===== Given entries =====
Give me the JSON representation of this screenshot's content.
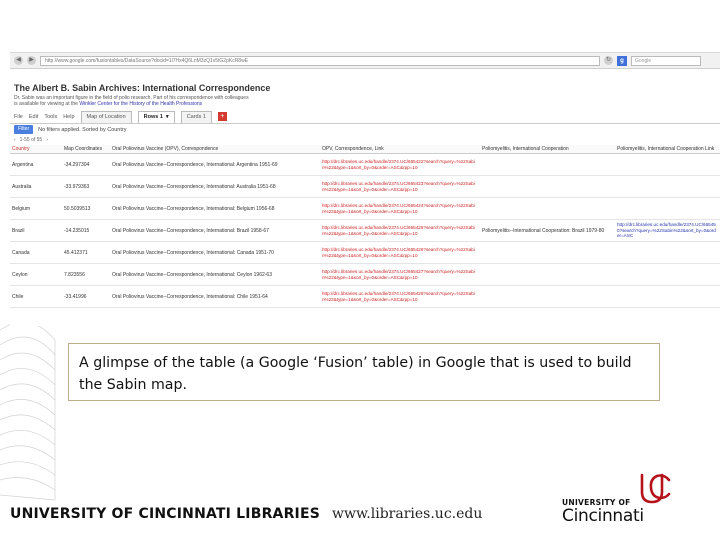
{
  "browser": {
    "url": "http://www.google.com/fusiontables/DataSource?docid=1l7Hx4Q6LnM3zQ1v5tG2pKcR8wE",
    "search_placeholder": "Google",
    "search_badge": "g"
  },
  "fusion": {
    "title": "The Albert B. Sabin Archives: International Correspondence",
    "description_line1": "Dr. Sabin was an important figure in the field of polio research. Part of his correspondence with colleagues",
    "description_line2": "is available for viewing at the",
    "description_link": "Winkler Center for the History of the Health Professions",
    "menu": [
      "File",
      "Edit",
      "Tools",
      "Help"
    ],
    "tabs": [
      {
        "label": "Map of Location",
        "active": false
      },
      {
        "label": "Rows 1",
        "active": true
      },
      {
        "label": "Cards 1",
        "active": false
      }
    ],
    "add_tab": "+",
    "filter_button": "Filter",
    "filter_text": "No filters applied. Sorted by Country",
    "rows_text": "1-55 of 55"
  },
  "table": {
    "headers": [
      "Country",
      "Map Coordinates",
      "Oral Poliovirus Vaccine (OPV), Correspondence",
      "OPV, Correspondence, Link",
      "Poliomyelitis, International Cooperation",
      "Poliomyelitis, International Cooperation Link"
    ],
    "rows": [
      [
        "Argentina",
        "-34.297304",
        "Oral Poliovirus Vaccine--Correspondence, International: Argentina 1951-69",
        "http://drc.libraries.uc.edu/handle/2374.UC/665422?search?query=%22Sabin%22&type=1&sort_by=0&order=ASC&rpp=10",
        "",
        ""
      ],
      [
        "Australia",
        "-33.979363",
        "Oral Poliovirus Vaccine--Correspondence, International: Australia 1951-68",
        "http://drc.libraries.uc.edu/handle/2374.UC/665423?search?query=%22Sabin%22&type=1&sort_by=0&order=ASC&rpp=10",
        "",
        ""
      ],
      [
        "Belgium",
        "50.5039513",
        "Oral Poliovirus Vaccine--Correspondence, International: Belgium 1956-68",
        "http://drc.libraries.uc.edu/handle/2374.UC/665424?search?query=%22Sabin%22&type=1&sort_by=0&order=ASC&rpp=10",
        "",
        ""
      ],
      [
        "Brazil",
        "-14.235015",
        "Oral Poliovirus Vaccine--Correspondence, International: Brazil 1958-67",
        "http://drc.libraries.uc.edu/handle/2374.UC/665425?search?query=%22Sabin%22&type=1&sort_by=0&order=ASC&rpp=10",
        "Poliomyelitis--International Cooperation: Brazil 1979-80",
        "http://drc.libraries.uc.edu/handle/2374.UC/665450?search?query=%22Sabin%22&sort_by=0&order=ASC"
      ],
      [
        "Canada",
        "45.412371",
        "Oral Poliovirus Vaccine--Correspondence, International: Canada 1951-70",
        "http://drc.libraries.uc.edu/handle/2374.UC/665426?search?query=%22Sabin%22&type=1&sort_by=0&order=ASC&rpp=10",
        "",
        ""
      ],
      [
        "Ceylon",
        "7.823556",
        "Oral Poliovirus Vaccine--Correspondence, International: Ceylon 1962-63",
        "http://drc.libraries.uc.edu/handle/2374.UC/665427?search?query=%22Sabin%22&type=1&sort_by=0&order=ASC&rpp=10",
        "",
        ""
      ],
      [
        "Chile",
        "-33.41996",
        "Oral Poliovirus Vaccine--Correspondence, International: Chile 1951-64",
        "http://drc.libraries.uc.edu/handle/2374.UC/665428?search?query=%22Sabin%22&type=1&sort_by=0&order=ASC&rpp=10",
        "",
        ""
      ]
    ]
  },
  "caption": "A glimpse of the table (a Google ‘Fusion’ table) in Google that is used to build the Sabin map.",
  "footer": {
    "library": "UNIVERSITY OF CINCINNATI LIBRARIES",
    "url": "www.libraries.uc.edu"
  },
  "logo": {
    "university": "UNIVERSITY OF",
    "name": "Cincinnati",
    "mark_color": "#b5121b"
  }
}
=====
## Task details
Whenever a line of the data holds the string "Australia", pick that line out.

## Solution for this exercise
        "Australia",
        "Oral Poliovirus Vaccine--Correspondence, International: Australia 1951-68",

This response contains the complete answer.